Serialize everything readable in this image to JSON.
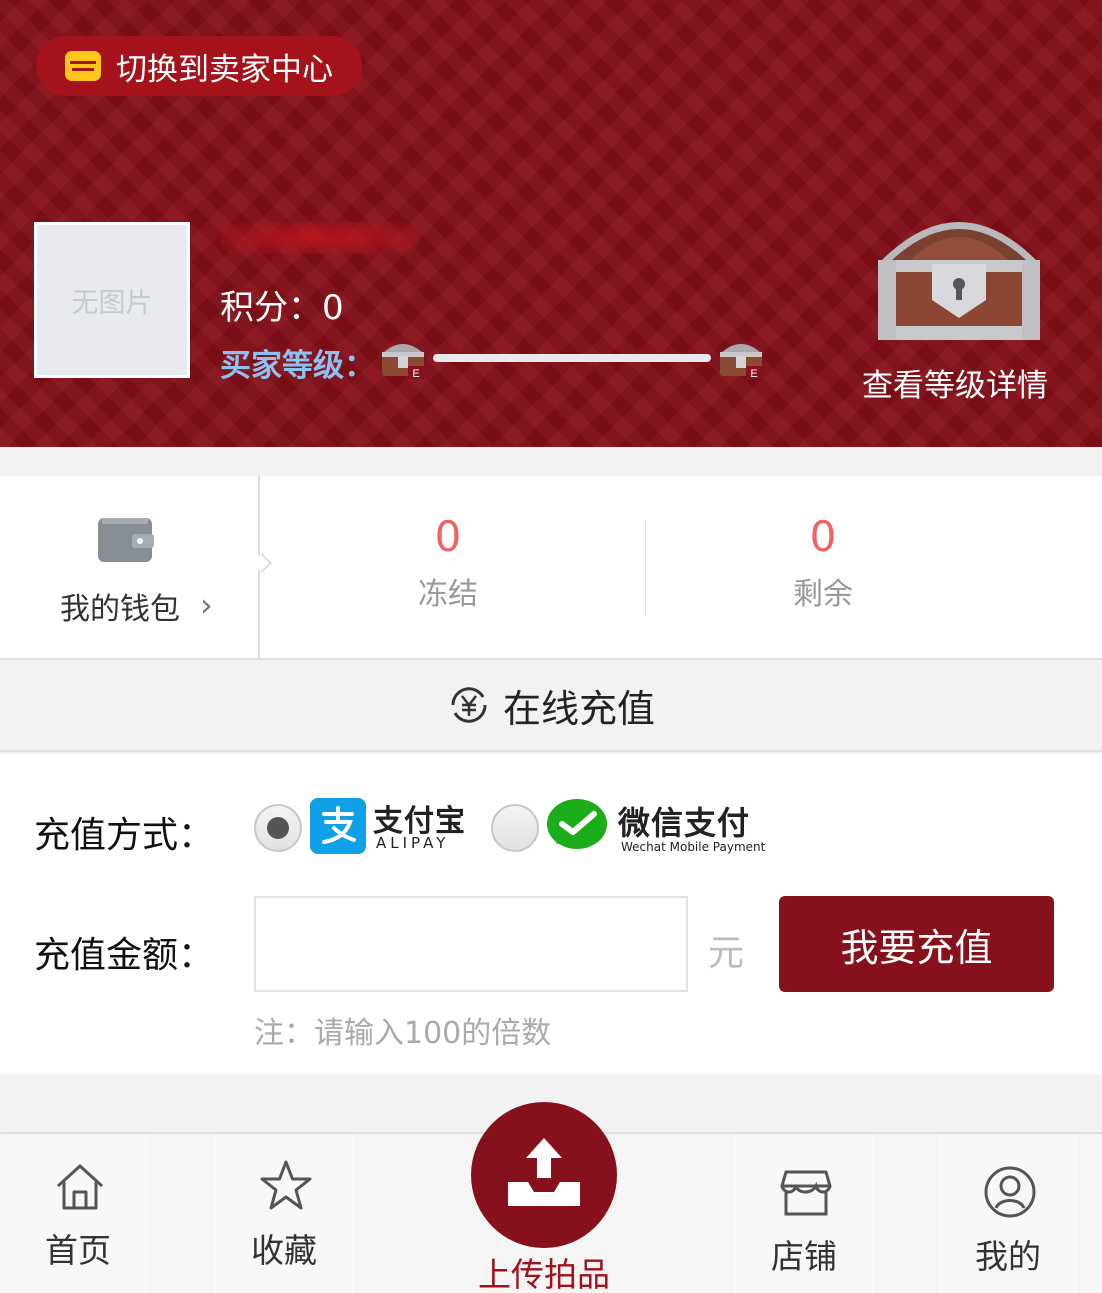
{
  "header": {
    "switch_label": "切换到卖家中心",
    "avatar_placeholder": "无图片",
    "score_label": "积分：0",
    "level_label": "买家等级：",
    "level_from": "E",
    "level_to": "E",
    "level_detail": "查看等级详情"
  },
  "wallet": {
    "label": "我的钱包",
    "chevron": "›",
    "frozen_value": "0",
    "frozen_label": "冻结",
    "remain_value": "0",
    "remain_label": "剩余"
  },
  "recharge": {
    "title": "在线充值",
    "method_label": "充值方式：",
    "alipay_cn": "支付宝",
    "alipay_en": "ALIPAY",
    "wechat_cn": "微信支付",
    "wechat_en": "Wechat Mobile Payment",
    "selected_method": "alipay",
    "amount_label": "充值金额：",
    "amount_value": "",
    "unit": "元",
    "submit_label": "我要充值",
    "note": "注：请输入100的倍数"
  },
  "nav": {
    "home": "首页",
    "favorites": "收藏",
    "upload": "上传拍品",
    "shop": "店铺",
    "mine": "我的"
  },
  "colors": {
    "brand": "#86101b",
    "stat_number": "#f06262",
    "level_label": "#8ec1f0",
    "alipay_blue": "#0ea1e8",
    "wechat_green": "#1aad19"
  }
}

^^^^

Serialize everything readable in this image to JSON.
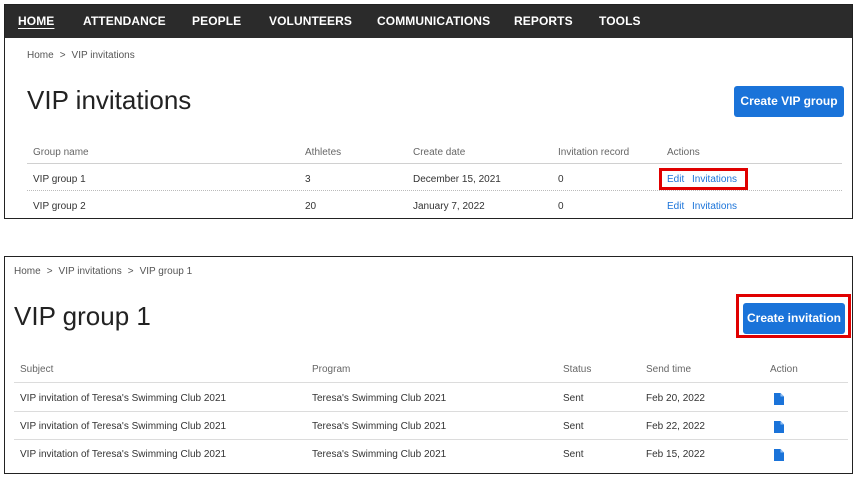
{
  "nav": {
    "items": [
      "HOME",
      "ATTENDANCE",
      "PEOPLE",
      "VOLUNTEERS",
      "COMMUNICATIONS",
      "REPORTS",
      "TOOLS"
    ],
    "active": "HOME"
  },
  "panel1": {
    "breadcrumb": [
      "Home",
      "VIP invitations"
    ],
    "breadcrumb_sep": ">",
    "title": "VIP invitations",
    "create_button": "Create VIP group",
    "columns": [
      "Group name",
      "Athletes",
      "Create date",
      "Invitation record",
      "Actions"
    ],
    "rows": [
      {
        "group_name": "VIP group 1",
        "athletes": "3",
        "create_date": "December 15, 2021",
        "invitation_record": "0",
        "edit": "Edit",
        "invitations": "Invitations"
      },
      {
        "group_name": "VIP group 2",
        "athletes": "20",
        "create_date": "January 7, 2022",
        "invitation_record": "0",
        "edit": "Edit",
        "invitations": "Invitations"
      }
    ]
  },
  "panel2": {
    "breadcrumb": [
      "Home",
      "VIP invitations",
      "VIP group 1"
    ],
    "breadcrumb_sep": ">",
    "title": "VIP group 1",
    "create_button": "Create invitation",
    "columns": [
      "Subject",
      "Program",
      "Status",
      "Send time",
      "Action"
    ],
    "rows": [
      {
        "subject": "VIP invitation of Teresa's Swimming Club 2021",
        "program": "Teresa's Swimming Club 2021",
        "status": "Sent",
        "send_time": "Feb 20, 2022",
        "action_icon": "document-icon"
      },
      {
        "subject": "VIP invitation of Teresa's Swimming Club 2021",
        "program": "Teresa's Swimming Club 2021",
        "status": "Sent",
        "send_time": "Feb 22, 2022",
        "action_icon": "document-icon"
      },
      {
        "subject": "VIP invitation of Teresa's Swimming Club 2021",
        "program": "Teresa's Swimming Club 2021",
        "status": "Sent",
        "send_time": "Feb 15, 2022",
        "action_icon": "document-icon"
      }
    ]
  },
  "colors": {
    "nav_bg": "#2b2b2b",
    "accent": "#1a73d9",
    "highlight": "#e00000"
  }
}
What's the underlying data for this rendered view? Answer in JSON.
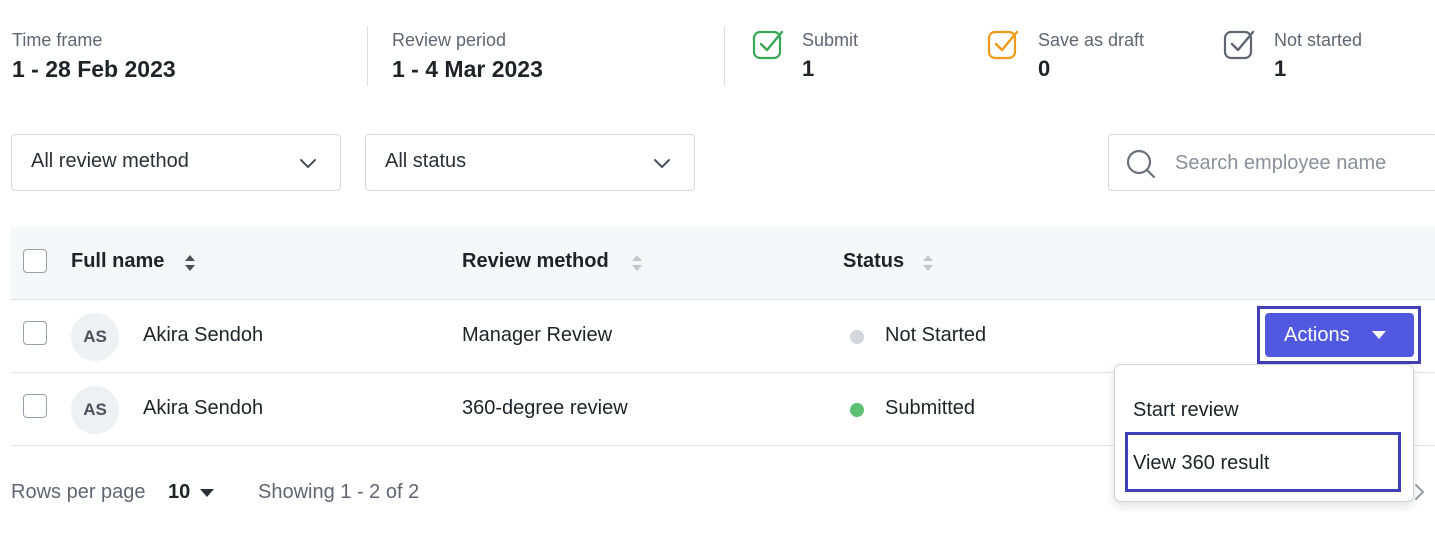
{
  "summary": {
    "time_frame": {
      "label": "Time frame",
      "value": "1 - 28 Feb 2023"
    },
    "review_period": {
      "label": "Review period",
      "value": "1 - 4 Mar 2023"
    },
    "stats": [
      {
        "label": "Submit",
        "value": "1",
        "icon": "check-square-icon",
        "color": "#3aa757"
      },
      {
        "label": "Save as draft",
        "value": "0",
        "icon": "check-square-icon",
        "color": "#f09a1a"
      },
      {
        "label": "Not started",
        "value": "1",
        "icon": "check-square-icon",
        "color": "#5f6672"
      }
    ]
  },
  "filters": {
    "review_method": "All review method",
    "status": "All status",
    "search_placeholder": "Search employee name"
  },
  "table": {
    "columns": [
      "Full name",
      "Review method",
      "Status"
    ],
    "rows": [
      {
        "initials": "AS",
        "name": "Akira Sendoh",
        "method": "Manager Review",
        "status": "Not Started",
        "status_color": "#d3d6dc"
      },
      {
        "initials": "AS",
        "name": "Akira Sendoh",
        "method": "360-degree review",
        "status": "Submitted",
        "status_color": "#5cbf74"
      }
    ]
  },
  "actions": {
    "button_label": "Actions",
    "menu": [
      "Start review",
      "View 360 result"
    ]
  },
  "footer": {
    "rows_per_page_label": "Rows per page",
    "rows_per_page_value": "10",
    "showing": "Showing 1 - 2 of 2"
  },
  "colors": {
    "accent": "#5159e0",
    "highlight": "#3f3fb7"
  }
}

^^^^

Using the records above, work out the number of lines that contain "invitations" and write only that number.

5